The Christmas Blessing by Melody Carlson

Christy by Catherine Marshall

Colors of Christmas by Olivia Newport

Deeds of Darkness by Mel Starr

How Sweet The Sound by Amy Sorrells 

Lydia by Diana Wallis Taylor

Many Sparrows by Lori Benton

Vanishing Point by Lisa Harris

What are you reading this Fall?

 

 

September Book Club Selections

1 Sep

Big news this month!

First, By The Book is celebrating its 15th Anniversary! Woo hoo! We will be reading a novel by South African author, Irma Joubert, titled Child of The River. I read and loved The Girl from The Train and am excited to dig into this book.

Second, Page Turners is combining Bible study and book club for the next three months in what we are calling The Faith And Fiction Study. In September we are studying the story of Samson and Delilah from Judges 13-16 and reading Delilah: Treacherous Beauty by Angela Hunt. I am very much looking forward to this combo of my two favorite things — fiction and the Bible.

Check out both of our selections!

Persomi is young, white, and poor, born the middle child of illiterate sharecroppers on the prosperous Fourie farm in the South African Bushveld. Persomi’s world is extraordinarily small. She has never been to the local village and spends her days absorbed in the rhythms of the natural world around her, escaping the brutality and squalor of her family home through the newspapers and books passed down to her from the main house and through her walks in the nearby mountains.

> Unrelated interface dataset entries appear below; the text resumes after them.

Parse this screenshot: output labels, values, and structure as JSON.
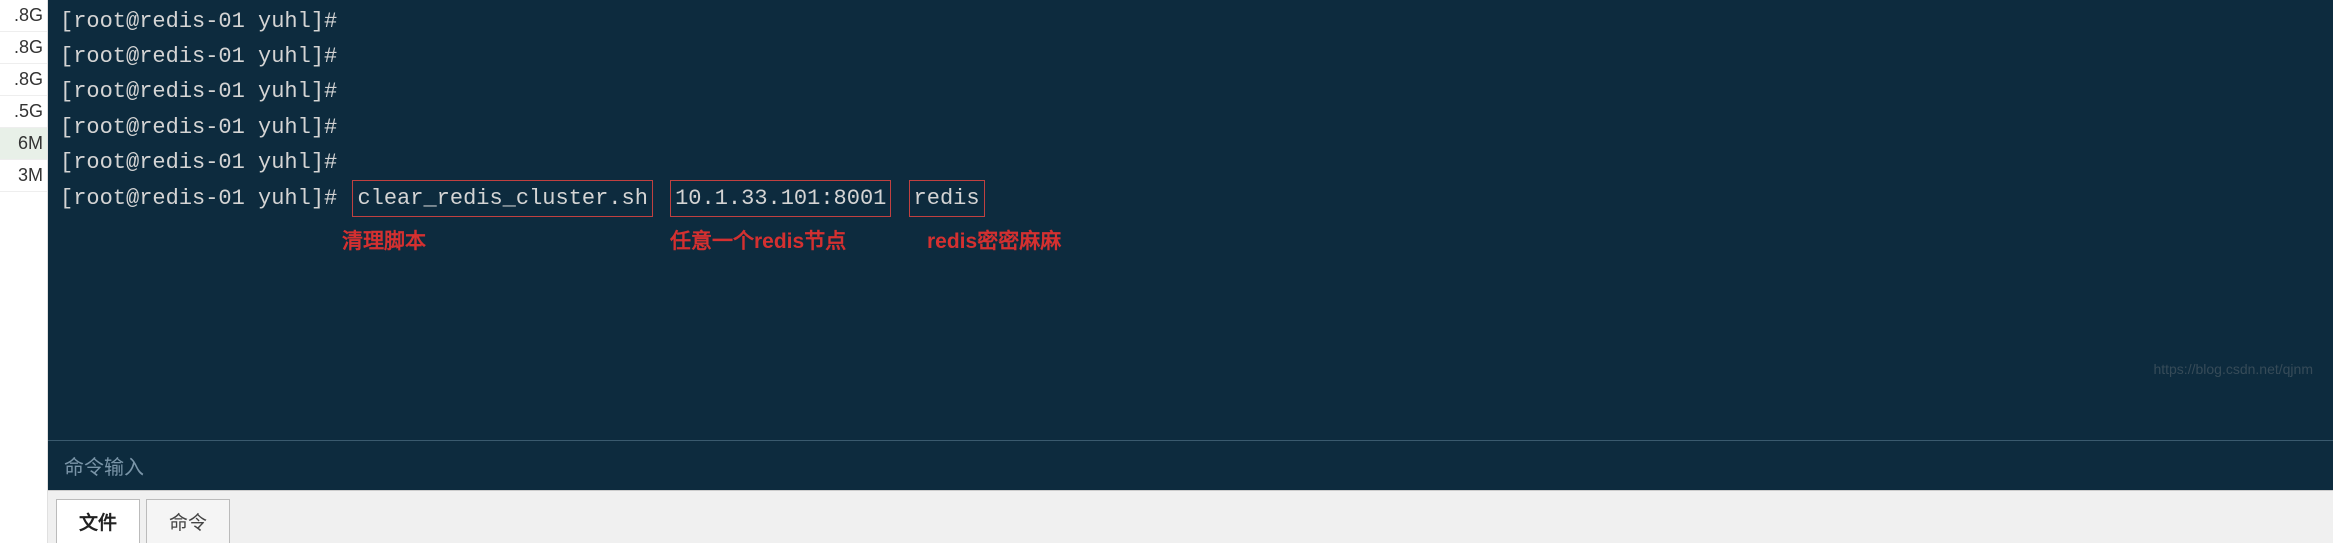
{
  "sidebar": {
    "items": [
      {
        "label": ".8G"
      },
      {
        "label": ".8G"
      },
      {
        "label": ".8G"
      },
      {
        "label": ".5G"
      },
      {
        "label": "6M",
        "highlight": true
      },
      {
        "label": "3M"
      }
    ]
  },
  "terminal": {
    "prompt": "[root@redis-01 yuhl]#",
    "lines": [
      "[root@redis-01 yuhl]#",
      "[root@redis-01 yuhl]#",
      "[root@redis-01 yuhl]#",
      "[root@redis-01 yuhl]#",
      "[root@redis-01 yuhl]#"
    ],
    "command": {
      "prompt": "[root@redis-01 yuhl]# ",
      "script": "clear_redis_cluster.sh",
      "node": "10.1.33.101:8001",
      "password": "redis"
    },
    "annotations": {
      "script_label": "清理脚本",
      "node_label": "任意一个redis节点",
      "password_label": "redis密密麻麻"
    },
    "input_placeholder": "命令输入"
  },
  "tabs": {
    "file": "文件",
    "command": "命令"
  },
  "watermark": "https://blog.csdn.net/qjnm"
}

Persomi’s close relationship with her older brother Gerbrand and her fragile friendship with Boelie Fourie—heir to the Fourie farm and fortune—are her lifeline and her only connection to the outside world. When Gerbrand leaves the farm to fight on the side of the Anglos in WWII and Boelie joins an underground network of Boer nationalists, Persomi’s isolated world is blown wide open. But as her very small world falls apart, bigger dreams become open to her—dreams of an education, a profession, a native country that values justice and equality, and of love. As Persomi navigates the changing world around her—the tragedies of war and the devastating racial strife of her homeland—she finally discovers who she truly is, where she belongs, and why her life — and every life — matters.

The English language publication of Child of the River solidifies Irma Joubert as a unique and powerful voice in historical fiction.

 

Life is not easy in Philistia, especially not for a woman and child alone. When beautiful, wounded Delilah finds herself begging for food to survive, she resolves that she will find a way to defeat all the men who have taken advantage of her. She will overcome the roadblocks life has set before her, and she will find riches and victory for herself.

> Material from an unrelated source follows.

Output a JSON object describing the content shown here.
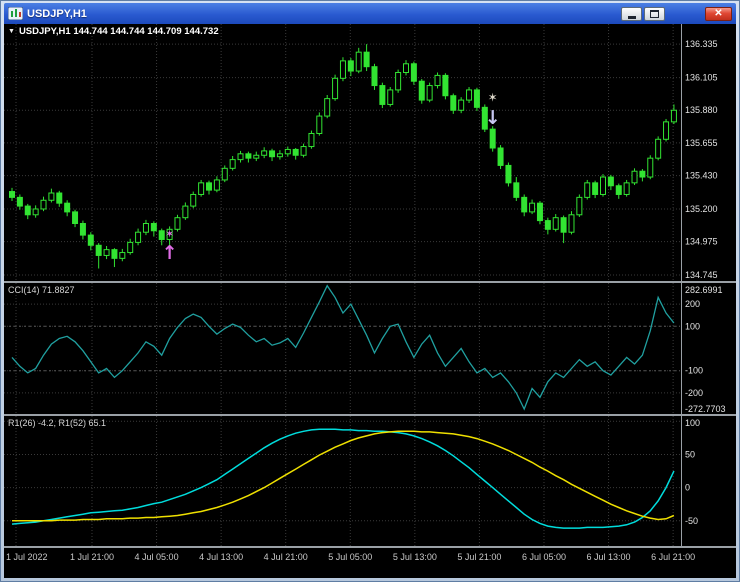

When she meets a legendary man called Samson, she senses that in him lies the means for her victory. By winning, seducing, and betraying the hero of the Hebrews, she will attain a position of national prominence. After all, she is beautiful, she is charming, and she is smart. No man, not even a supernaturally gifted strongman, can best her in a war of wits.

Top 10 Tuesday: Best of 2017 (So Far)

27 Jun

The folks at The Broke And The Bookish have charged bloggers with a hard task this week — pick 10 Best Books of 2017. Even though 2017 is just 6 month old, this has a been a great year of books for me and picking just 10 was a challenge. So of course, I narrowed the list to an even dozen! Six historical and six contemporary (post-1960) gems filled with wonderful characters, beautiful writing, and themes of grace, mercy and faith. I am sure you will love these books too. (Click on the links for my reviews.) For other bloggers’ lists, be sure to visit HERE.

 

Top 12 Books I Have Read in 2017 

Historical

A Lady in Disguise by Sandra Byrd

Redeeming Grace by Jill Eileen Smith

The Road to Paradise by Karen Barnett

A Trail of Crumbs by Susie Finkbeiner

The Wood’s Edge by Lori Benton

 

Contemporary (post-1960)

A Fragile Hope by Cynthia Ruchti

The Long Highway Home by Elizabeth Musser

Long Way Gone by Charles Martin

The Promise of Jesse Woods by Chris Fabry

True to You by Becky Wade

Why The Sky Is Blue by Susan Meissner

 

What are some of your fav reads from 2017?